Las Vegas massacre brings focus back on gun control laws in US
Former first lady Hillary Clinton and former vice president Joe Biden have urged the government to stand up to the gun lobby after America’s worst ever mass shooting.world Updated: Oct 03, 2017 10:01 IST
As the United States struggles to come to terms with the deadliest mass shooting, it finds itself confronting questions once again about its gun control laws: the shooter had 42 firearms in all — 23 in his hotel room from where he shot and killed 59 people and wounded 527, and 19 at home.
Law enforcement officials who burst into his room, found Stephen Craig Paddock, the 64-year-old shooter dead from a self-inflicted wound. A search of his room, car and home revealed a mini-arsenal the likes of which have not been reported from any of recent mass shootings.
His motives remained unclear 24 hours after he opened fire on an outdoor country music festival that was about to end with the last act of the three-day event with singer Jason Aldean on stage. Aldean ran for cover as shots rang out, which witnesses said sounded like fireworks.
“I can’t get into the mind of a psychopath,” Sheriff Joseph Lombardo told reporters and Mayor Carolyn Goodman described the gunman, who travelled often to Las Vegas to gamble, as “a crazed lunatic full of hate”. They did not have much to add at their news conference late Monday.
Paddock’s mini-arsenal took even his brother, Eric Paddock, by surprise. He said, according to reports, “Where the hell did he get automatic weapons? He has no military background or anything like that.”
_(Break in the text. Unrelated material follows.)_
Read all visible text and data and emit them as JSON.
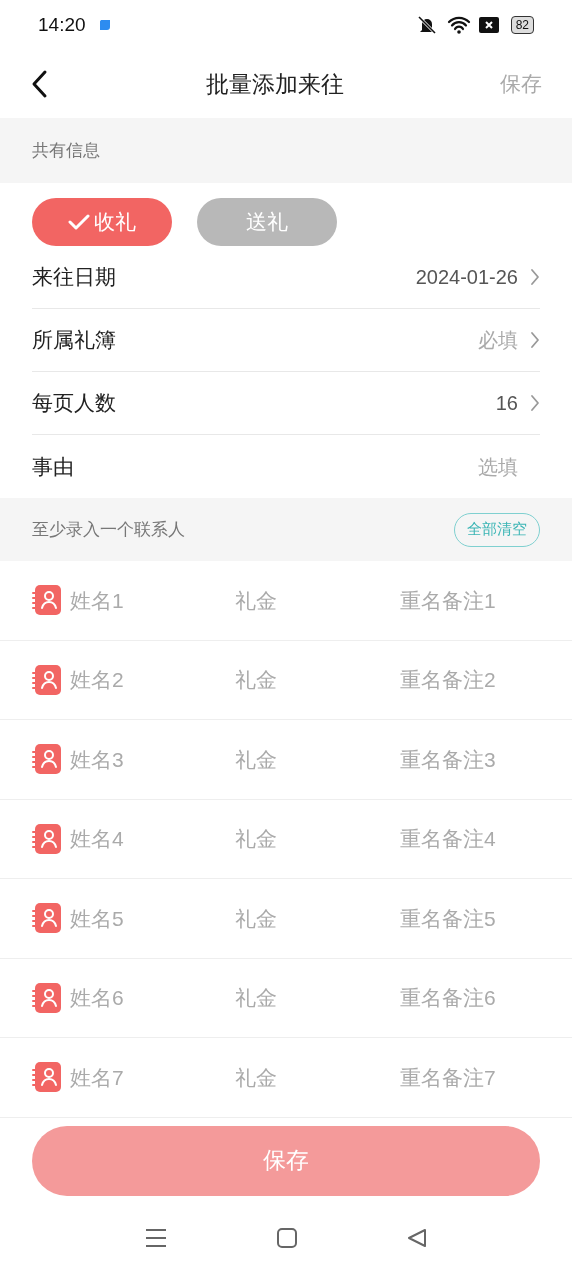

But from all accounts, all were acquired legally, a few of them from the same store.
From his perch on the 32nd floor of the hotel, Paddock shot into concertgoers at an outdoor country music festival that was into its last performance. People ran for cover wherever they could — one of them dived into the sewer.
In a murderous spree lasting, by some accounts, 15 minutes in three bursts separated by a brief interval as he probably reloaded his weapon(s), Paddock had killed 59 people.
Questions about gun laws began surfacing within hours of the shooting. On Twitter, former vice-president Joe Biden called on Congress and the White House to act immediately.
How long do we let gun violence tear families apart? Enough. Congress & the WH should act now to save lives. There's no excuse for inaction.— Joe Biden (@JoeBiden) October 2, 2017
Former first lady Hillary Clinton weighed in too, and stressed on the need for the government to stand up to the gun lobby headed by the National Rifle Association.
Our grief isn't enough. We can and must put politics aside, stand up to the NRA, and work together to try to stop this from happening again.— Hillary Clinton (@HillaryClinton) October 2, 2017
Democratic senator Chris Murphy said in a statement, “This must stop. It is positively infuriating that my colleagues in Congress are so afraid of the gun industry that they pretend there aren’t public policy responses to this epidemic.” Murphy is from Connecticut, where the Newtown school massacre took place in 2012. Twenty first-graders and six educators were shot by Adam Lanza, another lone gunman who then killed himself.
First Published: Oct 03, 2017 09:47 IST